There are also plans to build an additional seven blending plants in the next two years, according to Tekalign. “The government will not be directly involved in establishing additional plants. Rather, the approach will be through public-private partnerships,” he says.
However, experts still argue that since the Ethiopian agriculture sector is very complex, it needs deeper analysis to find solutions to its shortfalls. “Expecting to increase productivity dramatically by just solving the soil fertility problem is not realistic,” argues Demese. “The new initiative must be accompanied by improved seed supply, which must go hand-in-hand with the right agronomic practices. It does not work if one is absent.”
Tekalign agrees with Demese. “Solving the soil fertility issue alone might not boost productivity,” he concurs. “In addition, institutions that handle and regulate the adaptation of technologies must be established.”
Tekalign, however, says the government is working on the issue. Currently, a draft fertiliser policy document and fertiliser production and marketing proclamation is under preparation in order to scrutinise the use of technologies. “A draft proclamation is also being prepared by the government to establish an agency to regulate the fertiliser industry,” he adds.
The major changes that are expected to result from the new policy and proclamation concern fertiliser import, registration, the local production of fertilisers, export, strengthening the regulatory system and specific regulations regarding joint business ventures in the sector.
A national specialised soil resource institution will also be established before the completion of the soil fertility survey. “This will be necessary, since soil fertility is a dynamic process.
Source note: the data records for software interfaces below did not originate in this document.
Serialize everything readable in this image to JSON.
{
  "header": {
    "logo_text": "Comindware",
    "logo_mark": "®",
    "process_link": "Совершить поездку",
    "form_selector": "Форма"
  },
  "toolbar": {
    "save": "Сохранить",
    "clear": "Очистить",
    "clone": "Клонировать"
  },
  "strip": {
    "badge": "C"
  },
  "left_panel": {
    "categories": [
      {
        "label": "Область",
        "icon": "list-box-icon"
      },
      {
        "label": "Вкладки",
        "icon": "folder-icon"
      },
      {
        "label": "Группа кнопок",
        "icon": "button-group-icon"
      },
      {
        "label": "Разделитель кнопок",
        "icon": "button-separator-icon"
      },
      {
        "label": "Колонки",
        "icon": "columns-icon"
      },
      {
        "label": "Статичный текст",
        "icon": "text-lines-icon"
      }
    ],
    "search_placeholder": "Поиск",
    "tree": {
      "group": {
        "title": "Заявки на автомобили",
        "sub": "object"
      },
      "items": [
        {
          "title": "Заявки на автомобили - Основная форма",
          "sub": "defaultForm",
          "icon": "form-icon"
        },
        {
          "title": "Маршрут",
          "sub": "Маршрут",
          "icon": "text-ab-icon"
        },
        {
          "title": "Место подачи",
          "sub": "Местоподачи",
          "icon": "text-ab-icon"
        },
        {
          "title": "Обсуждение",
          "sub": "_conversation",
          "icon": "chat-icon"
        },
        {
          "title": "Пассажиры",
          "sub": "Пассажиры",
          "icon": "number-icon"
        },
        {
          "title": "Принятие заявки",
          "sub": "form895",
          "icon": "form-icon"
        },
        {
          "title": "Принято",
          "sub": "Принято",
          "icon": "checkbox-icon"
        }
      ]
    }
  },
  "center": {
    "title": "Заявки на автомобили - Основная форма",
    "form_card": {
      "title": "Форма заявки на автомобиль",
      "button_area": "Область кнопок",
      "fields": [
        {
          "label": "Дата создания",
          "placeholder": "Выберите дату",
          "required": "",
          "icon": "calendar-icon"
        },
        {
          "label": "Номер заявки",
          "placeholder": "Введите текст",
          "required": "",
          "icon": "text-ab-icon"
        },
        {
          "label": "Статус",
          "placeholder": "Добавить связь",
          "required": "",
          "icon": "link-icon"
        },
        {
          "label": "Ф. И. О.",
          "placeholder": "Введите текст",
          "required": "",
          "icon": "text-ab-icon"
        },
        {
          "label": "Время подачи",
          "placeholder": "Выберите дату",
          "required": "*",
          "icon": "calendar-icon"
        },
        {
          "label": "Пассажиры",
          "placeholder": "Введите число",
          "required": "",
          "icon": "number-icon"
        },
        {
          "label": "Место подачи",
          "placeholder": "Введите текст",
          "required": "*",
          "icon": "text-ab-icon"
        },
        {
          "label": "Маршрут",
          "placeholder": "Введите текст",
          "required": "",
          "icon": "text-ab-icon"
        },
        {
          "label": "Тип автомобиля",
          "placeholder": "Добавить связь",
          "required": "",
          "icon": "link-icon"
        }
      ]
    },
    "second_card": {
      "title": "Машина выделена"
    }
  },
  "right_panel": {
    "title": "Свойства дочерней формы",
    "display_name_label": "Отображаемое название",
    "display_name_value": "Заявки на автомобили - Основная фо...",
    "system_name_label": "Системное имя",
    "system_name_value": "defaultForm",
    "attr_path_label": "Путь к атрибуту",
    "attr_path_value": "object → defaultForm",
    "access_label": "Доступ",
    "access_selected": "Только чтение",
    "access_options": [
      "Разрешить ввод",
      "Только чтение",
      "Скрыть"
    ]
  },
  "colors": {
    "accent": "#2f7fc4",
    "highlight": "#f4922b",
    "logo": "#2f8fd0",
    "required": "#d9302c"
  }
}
What is deficient now might be in good supply in a few years, or vice versa,” says Tekalign.
Demese also says that the soil research must be conducted on a plot-by-plot basis in all regions, since even two plots near each other can be different in their soil content.
“We might have all the strategy, policy and programmes, but if it is not executed properly, everything will be meaningless,” said Khalid, stressing the capacity limitations during implementation.
In fact, capacity limitation is one of the three main issues contributing to the delay of 47Pct of 84 agriculture transformation agenda deliverables, which were prepared in 16 distinct programme areas, during the first phase of GTP, according to Khalid.
Of the eight deliverables on soil fertility, 25Pct are delayed, according to the report, while the biggest delay, 80Pct, occurred in the input and output market.
During the GTP II, the ATA plans to work on 31 programmes in the areas of productivity, commercial orientation, environmental sustainability and increasing decisional capacity, according to Khalid.
Experts agree that the new soil fertility atlas is a step in the right direction for the Ethiopian agricultural sector. They note that the atlas will be especially useful if the price of the recommended fertilisers is affordable for the farmer, the supply is reliable and packaged with other accessories like seeds and the right agronomic practices. EBR
4th Year • November 16 – December 15 2015 • No. 33